David Bowie – IT’S HARD TO BE A SAINT IN THE CITY - "It's Hard to Be a Saint in the City" is a song written and performed by Bruce Springsteen on his debut album Greetings from Asbury Park, N.J. in 1973. This is the song that impressed producer Mike Appel so much that he quit his job to become Springsteen's manager, even though Springsteen did not have a record contract yet. This was also the first song Springsteen played at his audition for John Hammond at CBS Records, who eventually signed him to a record contract, on May 2, 1972. The following day, Springsteen recorded "It's Hard to Be a Saint in the City" as part of a 12-song demo for Hammond. The demo version of the song was released on Tracks in 1998. The version included on Greetings from Asbury Park, N.J. was recorded during the summer of 1972 backed by future E-Street Band members David Sancious on piano, Vini Lopez on drums and Garry Tallent on bass. Taken from “One Step Up/Two Steps Back: The Songs of Bruce Springsteen” 2 CD collection, 1997.

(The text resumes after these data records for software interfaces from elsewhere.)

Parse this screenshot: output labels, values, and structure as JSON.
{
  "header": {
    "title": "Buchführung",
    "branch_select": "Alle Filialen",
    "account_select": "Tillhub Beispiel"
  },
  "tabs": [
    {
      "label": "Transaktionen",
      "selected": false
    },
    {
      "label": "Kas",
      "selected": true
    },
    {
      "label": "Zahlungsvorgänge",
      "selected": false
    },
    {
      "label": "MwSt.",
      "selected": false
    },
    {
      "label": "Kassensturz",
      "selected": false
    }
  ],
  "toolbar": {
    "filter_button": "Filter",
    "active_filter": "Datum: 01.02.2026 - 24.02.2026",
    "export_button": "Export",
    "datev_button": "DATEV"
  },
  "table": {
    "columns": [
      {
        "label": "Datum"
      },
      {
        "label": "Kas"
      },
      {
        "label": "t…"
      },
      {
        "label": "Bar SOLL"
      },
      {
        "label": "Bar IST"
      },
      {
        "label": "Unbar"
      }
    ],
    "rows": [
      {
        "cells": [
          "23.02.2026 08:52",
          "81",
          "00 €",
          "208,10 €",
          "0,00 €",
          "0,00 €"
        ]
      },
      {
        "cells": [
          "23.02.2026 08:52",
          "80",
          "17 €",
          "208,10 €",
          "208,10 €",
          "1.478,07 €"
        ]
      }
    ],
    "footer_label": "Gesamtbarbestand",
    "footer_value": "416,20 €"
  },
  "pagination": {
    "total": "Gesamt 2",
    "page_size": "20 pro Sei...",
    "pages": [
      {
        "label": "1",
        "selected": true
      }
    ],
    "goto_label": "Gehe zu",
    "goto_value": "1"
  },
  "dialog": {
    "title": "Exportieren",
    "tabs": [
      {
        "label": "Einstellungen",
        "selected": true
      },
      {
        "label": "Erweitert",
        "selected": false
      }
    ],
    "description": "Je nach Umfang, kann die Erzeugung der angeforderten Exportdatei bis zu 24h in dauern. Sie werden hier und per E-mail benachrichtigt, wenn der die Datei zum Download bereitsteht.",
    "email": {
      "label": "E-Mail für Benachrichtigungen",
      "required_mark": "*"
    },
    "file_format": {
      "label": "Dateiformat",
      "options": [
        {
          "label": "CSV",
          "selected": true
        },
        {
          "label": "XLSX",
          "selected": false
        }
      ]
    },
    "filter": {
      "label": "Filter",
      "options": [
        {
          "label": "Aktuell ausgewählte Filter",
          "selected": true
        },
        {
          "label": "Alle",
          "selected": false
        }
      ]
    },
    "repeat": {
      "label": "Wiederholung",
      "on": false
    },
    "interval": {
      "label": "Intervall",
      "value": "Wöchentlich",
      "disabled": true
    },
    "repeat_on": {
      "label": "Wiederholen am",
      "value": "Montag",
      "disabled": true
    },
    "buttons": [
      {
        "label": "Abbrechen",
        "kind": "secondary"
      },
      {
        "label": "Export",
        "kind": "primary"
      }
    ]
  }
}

Frankie Goes To Hollywood – BORN TO RUN - "Born to Run" is a song by Bruce Springsteen, and the title song of his album Born to Run. Written at 7½ West End Court in Long Branch, New Jersey in early 1974, the song was Bruce Springsteen's last-ditch effort to make it big. The prior year, Springsteen had released two albums to critical acclaim but with little commercial success. The lyrics to the song are appropriately epic for his last-ditch, all-or-nothing shot at the stars, yet they remain rooted in the universal desperation of adolescence. Written in the first person, the song is a love letter to a girl named Wendy for whom the hot-rod-riding protagonist certainly has enough passion to love, but perhaps not the patience. However, Springsteen has noted that it has a much simpler core: getting out of Freehold, the city in New Jersey where he lived. In his 1996 book Songs, Springsteen relates that while the beginning of the song was written on guitar around the opening riff, the song's writing was finished on piano, the instrument that most of the Born to Run album was composed on. In recording the song Springsteen first earned his noted reputation for perfectionism, laying down as many as eleven guitar tracks to get the sound just right. The recording process and alternate ideas for the song's arrangement are described in the Wings For Wheels documentary DVD included in the 2005 reissue Born to Run 30th Anniversary Edition package. Upon release in August 1975, the song and the album became unparalleled successes for Springsteen, springing him into stardom, and resulting in simultaneous cover stories in Time and Newsweek magazines. Taken from “The Bruce Springsteen Songbook”, an import-only CD collection released in 1996.